  • President Ramaphosa was the chair of the transformation committee on Lonmin’s Executive Board responsible for delivering the Social Labour Plan, which delivered only three, uninhabitable showhouses by the time of the massacre. He is worth at least $550 million, and owns 31 properties. As Deputy President of the ANC at the time, he was instrumental in orchestrating between Lonmin and the South African government, infamously calling the miners on strike ‘dastardly criminals’ who should be met with ‘concomitant action.’
  • While platinum is most often used in catalytic converters in cars as a means to reduce air pollution, an estimated 36% of all South African miners suffer from fatal lung disease silicosis because mines lack proper ventilation. Lonmin exceeded dust pollution and sulphur dioxide limits every year up to 2012 without receiving any sanctions. This shows how resources are extracted from the Global South for profit and consumption in the Global North, while ecological debts are externalised back to the Global South.
  • London-based investors have shares in both Lonmin and Sibanye Stillwater and, while the takeover will be by a South African company, British investors will still be involved, and therefore accountable. These include Majedie Asset Management, Schroders, Legal & General, Investec and Standard Life. Six of the ten banks that lend money to Lonmin are British banks.

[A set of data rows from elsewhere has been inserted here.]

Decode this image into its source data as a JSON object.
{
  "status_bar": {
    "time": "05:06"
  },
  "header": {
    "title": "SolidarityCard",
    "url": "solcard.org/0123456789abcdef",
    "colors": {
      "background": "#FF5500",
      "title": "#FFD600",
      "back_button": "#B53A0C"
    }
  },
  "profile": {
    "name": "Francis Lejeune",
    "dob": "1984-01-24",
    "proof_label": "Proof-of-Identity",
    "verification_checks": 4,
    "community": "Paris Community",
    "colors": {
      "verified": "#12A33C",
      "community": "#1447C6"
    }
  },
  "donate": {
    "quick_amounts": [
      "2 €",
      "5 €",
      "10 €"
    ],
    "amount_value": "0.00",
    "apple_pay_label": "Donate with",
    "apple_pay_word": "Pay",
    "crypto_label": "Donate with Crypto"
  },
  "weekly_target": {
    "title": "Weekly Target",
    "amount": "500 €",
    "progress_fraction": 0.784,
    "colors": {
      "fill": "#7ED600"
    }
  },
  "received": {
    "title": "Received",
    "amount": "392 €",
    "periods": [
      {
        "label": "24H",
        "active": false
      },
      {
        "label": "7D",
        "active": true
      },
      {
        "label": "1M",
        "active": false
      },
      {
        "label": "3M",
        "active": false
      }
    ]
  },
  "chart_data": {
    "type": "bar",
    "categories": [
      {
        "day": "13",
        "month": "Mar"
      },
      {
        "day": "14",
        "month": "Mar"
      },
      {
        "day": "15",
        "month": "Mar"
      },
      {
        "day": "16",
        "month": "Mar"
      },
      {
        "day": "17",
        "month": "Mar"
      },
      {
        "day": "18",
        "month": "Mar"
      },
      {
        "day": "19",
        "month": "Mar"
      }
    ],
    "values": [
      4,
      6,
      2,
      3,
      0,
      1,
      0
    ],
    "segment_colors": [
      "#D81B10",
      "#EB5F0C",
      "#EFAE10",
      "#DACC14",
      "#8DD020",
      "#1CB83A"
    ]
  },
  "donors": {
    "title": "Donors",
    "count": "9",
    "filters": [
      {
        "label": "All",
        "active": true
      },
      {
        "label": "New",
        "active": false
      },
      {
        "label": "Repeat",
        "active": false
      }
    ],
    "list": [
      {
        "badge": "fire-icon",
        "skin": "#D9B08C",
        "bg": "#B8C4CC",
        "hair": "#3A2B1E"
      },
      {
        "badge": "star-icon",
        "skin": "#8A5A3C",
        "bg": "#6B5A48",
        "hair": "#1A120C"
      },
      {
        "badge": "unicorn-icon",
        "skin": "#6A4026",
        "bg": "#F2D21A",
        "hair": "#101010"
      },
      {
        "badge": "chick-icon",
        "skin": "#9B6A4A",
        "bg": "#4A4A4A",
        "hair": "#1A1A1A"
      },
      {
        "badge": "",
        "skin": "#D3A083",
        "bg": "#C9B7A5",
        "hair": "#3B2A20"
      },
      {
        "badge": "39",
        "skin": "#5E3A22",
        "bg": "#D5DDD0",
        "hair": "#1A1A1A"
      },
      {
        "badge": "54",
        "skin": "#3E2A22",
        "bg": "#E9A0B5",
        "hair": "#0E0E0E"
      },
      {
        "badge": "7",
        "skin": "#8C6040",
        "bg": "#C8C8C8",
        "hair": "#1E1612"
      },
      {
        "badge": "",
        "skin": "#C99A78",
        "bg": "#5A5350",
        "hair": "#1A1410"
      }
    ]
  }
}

  • Lonmin’s primary customer is BASF, which buys 2 million euros’ worth of platinum every day, with a total share value of 60 billion euros. The world’s largest chemical company emerged out of the IG Farben conglomerate, an essential part of the Nazi war effort which created and supplied Zyklon B gas to exterminate over 6 million Jews, Roma, disabled and queer people, and had a private forced labour camp constructed next to Auschwitz which alone killed 25,000 people.
  • Over $1 trillion of Africa’s natural resources are listed on the London Stock Exchange, a land area over four times the size of the UK.
  • The extraction and processing of natural resources accounts for over 90% of global biodiversity loss and water stress, as well as approximately 53% of all carbon emissions. High-income countries, such as the UK, are reliant on primary materials mobilised elsewhere in the world, with a material footprint of consumption 13 times the level of low-income groups.